If we are backlighting our subject or the model we achieve a silhouette effect. With such effect, we do not see foreground details of our subject because the backlight overexposes the image from behind making up for the contrast in the foreground. Thus, on certain ISO settings, we can easily get silhouette shots for creative images where our model can emphasize her body features with choreography positions.
Rembrandt lighting setup
Rembrandt Haarmens van Rijn – Dutch painter, engraver, and a great master of light and shade, the largest representative of the Golden Age of Dutch painting. He was able to embody in his works the whole spectrum of human experience with such emotional intensity, which before him did not know the fine arts. The way he depicts light in his artworks got a response in modern photography.
On most of Rembrandt’s portrait artworks, we can see a distinctive light triangle spilling on the part of the face that stays in the shadow when the other side is lit. The light separation is a fundamental part here that gives us a hint on how we can imitate the lighting, but the most crucial is the way we achieve that light triangle. So let us do it step by step.

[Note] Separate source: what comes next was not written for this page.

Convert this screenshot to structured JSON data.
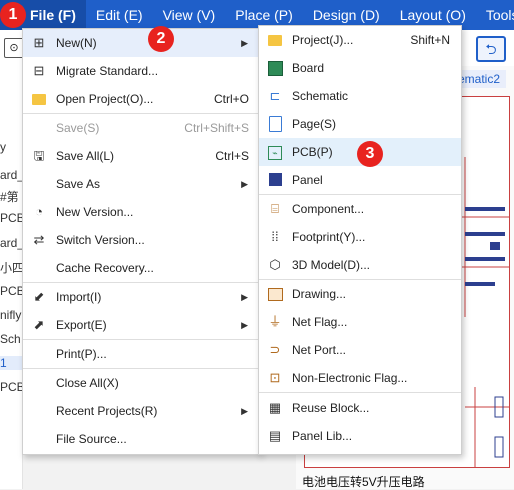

So, how do we achieve this light triangle? Let us start with setting up the hard light source on the right side of our subject and above. If we turn off other lights in the room we will see that half of our subject's face stays lit while the right side stays in complete darkness or shadow. That way we just split light, but that is not Rembrandt yet. To get the triangle we need to move our light a bit towards the camera position. And now you will start to see a small amount of light cross over the right side of the face. We still have shadows cast by the nose which forms only a small light triangle area beneath the eye level on the cheek. The height of the light source matters because when we move it up or down it makes up for the triangle depth casting either deep shadow or shallow.
We can also use diffusers and reflectors here to soften the light and make cast shadows less harsh. All it matters is to have the right angle of the light going onto the subject's face, and the nose does the trick with the right angle.